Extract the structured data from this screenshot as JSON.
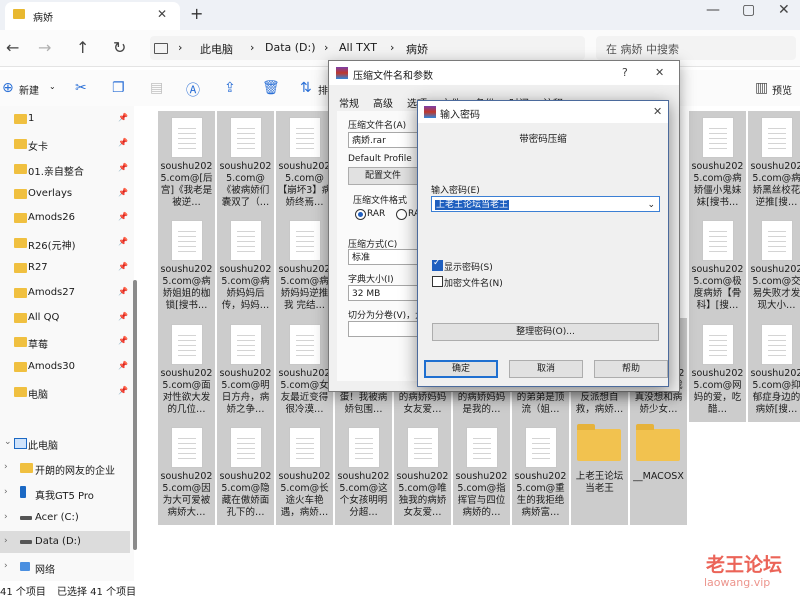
{
  "titlebar": {
    "tab_label": "病娇",
    "close": "✕",
    "new_tab": "+",
    "minimize": "—",
    "maximize": "▢",
    "close_window": "✕"
  },
  "address": {
    "back": "←",
    "forward": "→",
    "up": "↑",
    "refresh": "↻",
    "crumbs": [
      "此电脑",
      "Data (D:)",
      "All TXT",
      "病娇"
    ],
    "separator": "›",
    "search_placeholder": "在 病娇 中搜索"
  },
  "toolbar": {
    "new_label": "新建",
    "sort_label": "排",
    "preview_label": "预览"
  },
  "sidebar": {
    "pinned": [
      "1",
      "女卡",
      "01.亲自整合",
      "Overlays",
      "Amods26",
      "R26(元神)",
      "R27",
      "Amods27",
      "All QQ",
      "草莓",
      "Amods30",
      "电脑"
    ],
    "this_pc": "此电脑",
    "devices": [
      "开朗的网友的企业",
      "真我GT5 Pro",
      "Acer (C:)",
      "Data (D:)"
    ],
    "network": "网络"
  },
  "files": {
    "row1": [
      "soushu2025.com@[后宫]《我老是被逆…",
      "soushu2025.com@《被病娇们囊双了（…",
      "soushu2025.com@【崩坏3】病娇终焉…",
      "",
      "",
      "",
      "",
      "",
      "soushu2025.com@病娇僵小鬼妹妹[搜书…",
      "soushu2025.com@病娇黑丝校花逆推[搜…"
    ],
    "row2": [
      "soushu2025.com@病娇姐姐的枷锁[搜书…",
      "soushu2025.com@病娇妈妈后传，妈妈…",
      "soushu2025.com@病娇妈妈逆推我 完结…",
      "",
      "",
      "",
      "",
      "",
      "soushu2025.com@极度病娇【骨科】[搜…",
      "soushu2025.com@交易失败才发现大小…"
    ],
    "row3": [
      "soushu2025.com@面对性欲大发的几位…",
      "soushu2025.com@明日方舟，病娇之争…",
      "soushu2025.com@女友最近变得很冷漠…",
      "soushu2025.com@完蛋！我被病娇包围…",
      "soushu2025.com@我的病娇妈妈女友爱…",
      "soushu2025.com@我的病娇妈妈是我的…",
      "soushu2025.com@我的弟弟是顶流（姐…",
      "soushu2025.com@我反派想自救，病娇…",
      "soushu2025.com@我真没想和病娇少女…",
      "soushu2025.com@网妈的爱，吃醋…",
      "soushu2025.com@抑郁症身边的病娇[搜…"
    ],
    "row4": [
      "soushu2025.com@因为大可爱被病娇大…",
      "soushu2025.com@隐藏在傲娇面孔下的…",
      "soushu2025.com@长途火车艳遇，病娇…",
      "soushu2025.com@这个女孩明明分超…",
      "soushu2025.com@唯独我的病娇女友爱…",
      "soushu2025.com@指挥官与四位病娇的…",
      "soushu2025.com@重生的我拒绝病娇富…",
      "上老王论坛当老王",
      "__MACOSX"
    ]
  },
  "status": {
    "count": "41 个项目",
    "selected": "已选择 41 个项目"
  },
  "dialog_archive": {
    "title": "压缩文件名和参数",
    "help": "?",
    "close": "✕",
    "tabs": [
      "常规",
      "高级",
      "选项",
      "文件",
      "备份",
      "时间",
      "注释"
    ],
    "archive_name_label": "压缩文件名(A)",
    "archive_name": "病娇.rar",
    "profile_label": "Default Profile",
    "profile_button": "配置文件",
    "format_label": "压缩文件格式",
    "format_rar": "RAR",
    "format_other": "RA",
    "method_label": "压缩方式(C)",
    "method_value": "标准",
    "dict_label": "字典大小(I)",
    "dict_value": "32 MB",
    "split_label": "切分为分卷(V)，大"
  },
  "dialog_password": {
    "title": "输入密码",
    "close": "✕",
    "heading": "带密码压缩",
    "password_label": "输入密码(E)",
    "password_value": "上老王论坛当老王",
    "show_password": "显示密码(S)",
    "encrypt_names": "加密文件名(N)",
    "organize_button": "整理密码(O)...",
    "ok": "确定",
    "cancel": "取消",
    "help": "帮助"
  },
  "watermark": {
    "line1": "老王论坛",
    "line2": "laowang.vip"
  }
}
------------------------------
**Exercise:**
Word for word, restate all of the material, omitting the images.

**Exercise answer:**
Extract the structured data from this screenshot as JSON.
{
  "titlebar": {
    "tab_label": "病娇",
    "close": "✕",
    "new_tab": "+",
    "minimize": "—",
    "maximize": "▢",
    "close_window": "✕"
  },
  "address": {
    "back": "←",
    "forward": "→",
    "up": "↑",
    "refresh": "↻",
    "crumbs": [
      "此电脑",
      "Data (D:)",
      "All TXT",
      "病娇"
    ],
    "separator": "›",
    "search_placeholder": "在 病娇 中搜索"
  },
  "toolbar": {
    "new_label": "新建",
    "sort_label": "排",
    "preview_label": "预览"
  },
  "sidebar": {
    "pinned": [
      "1",
      "女卡",
      "01.亲自整合",
      "Overlays",
      "Amods26",
      "R26(元神)",
      "R27",
      "Amods27",
      "All QQ",
      "草莓",
      "Amods30",
      "电脑"
    ],
    "this_pc": "此电脑",
    "devices": [
      "开朗的网友的企业",
      "真我GT5 Pro",
      "Acer (C:)",
      "Data (D:)"
    ],
    "network": "网络"
  },
  "files": {
    "row1": [
      "soushu2025.com@[后宫]《我老是被逆…",
      "soushu2025.com@《被病娇们囊双了（…",
      "soushu2025.com@【崩坏3】病娇终焉…",
      "",
      "",
      "",
      "",
      "",
      "soushu2025.com@病娇僵小鬼妹妹[搜书…",
      "soushu2025.com@病娇黑丝校花逆推[搜…"
    ],
    "row2": [
      "soushu2025.com@病娇姐姐的枷锁[搜书…",
      "soushu2025.com@病娇妈妈后传，妈妈…",
      "soushu2025.com@病娇妈妈逆推我 完结…",
      "",
      "",
      "",
      "",
      "",
      "soushu2025.com@极度病娇【骨科】[搜…",
      "soushu2025.com@交易失败才发现大小…"
    ],
    "row3": [
      "soushu2025.com@面对性欲大发的几位…",
      "soushu2025.com@明日方舟，病娇之争…",
      "soushu2025.com@女友最近变得很冷漠…",
      "soushu2025.com@完蛋！我被病娇包围…",
      "soushu2025.com@我的病娇妈妈女友爱…",
      "soushu2025.com@我的病娇妈妈是我的…",
      "soushu2025.com@我的弟弟是顶流（姐…",
      "soushu2025.com@我反派想自救，病娇…",
      "soushu2025.com@我真没想和病娇少女…",
      "soushu2025.com@网妈的爱，吃醋…",
      "soushu2025.com@抑郁症身边的病娇[搜…"
    ],
    "row4": [
      "soushu2025.com@因为大可爱被病娇大…",
      "soushu2025.com@隐藏在傲娇面孔下的…",
      "soushu2025.com@长途火车艳遇，病娇…",
      "soushu2025.com@这个女孩明明分超…",
      "soushu2025.com@唯独我的病娇女友爱…",
      "soushu2025.com@指挥官与四位病娇的…",
      "soushu2025.com@重生的我拒绝病娇富…",
      "上老王论坛当老王",
      "__MACOSX"
    ]
  },
  "status": {
    "count": "41 个项目",
    "selected": "已选择 41 个项目"
  },
  "dialog_archive": {
    "title": "压缩文件名和参数",
    "help": "?",
    "close": "✕",
    "tabs": [
      "常规",
      "高级",
      "选项",
      "文件",
      "备份",
      "时间",
      "注释"
    ],
    "archive_name_label": "压缩文件名(A)",
    "archive_name": "病娇.rar",
    "profile_label": "Default Profile",
    "profile_button": "配置文件",
    "format_label": "压缩文件格式",
    "format_rar": "RAR",
    "format_other": "RA",
    "method_label": "压缩方式(C)",
    "method_value": "标准",
    "dict_label": "字典大小(I)",
    "dict_value": "32 MB",
    "split_label": "切分为分卷(V)，大"
  },
  "dialog_password": {
    "title": "输入密码",
    "close": "✕",
    "heading": "带密码压缩",
    "password_label": "输入密码(E)",
    "password_value": "上老王论坛当老王",
    "show_password": "显示密码(S)",
    "encrypt_names": "加密文件名(N)",
    "organize_button": "整理密码(O)...",
    "ok": "确定",
    "cancel": "取消",
    "help": "帮助"
  },
  "watermark": {
    "line1": "老王论坛",
    "line2": "laowang.vip"
  }
}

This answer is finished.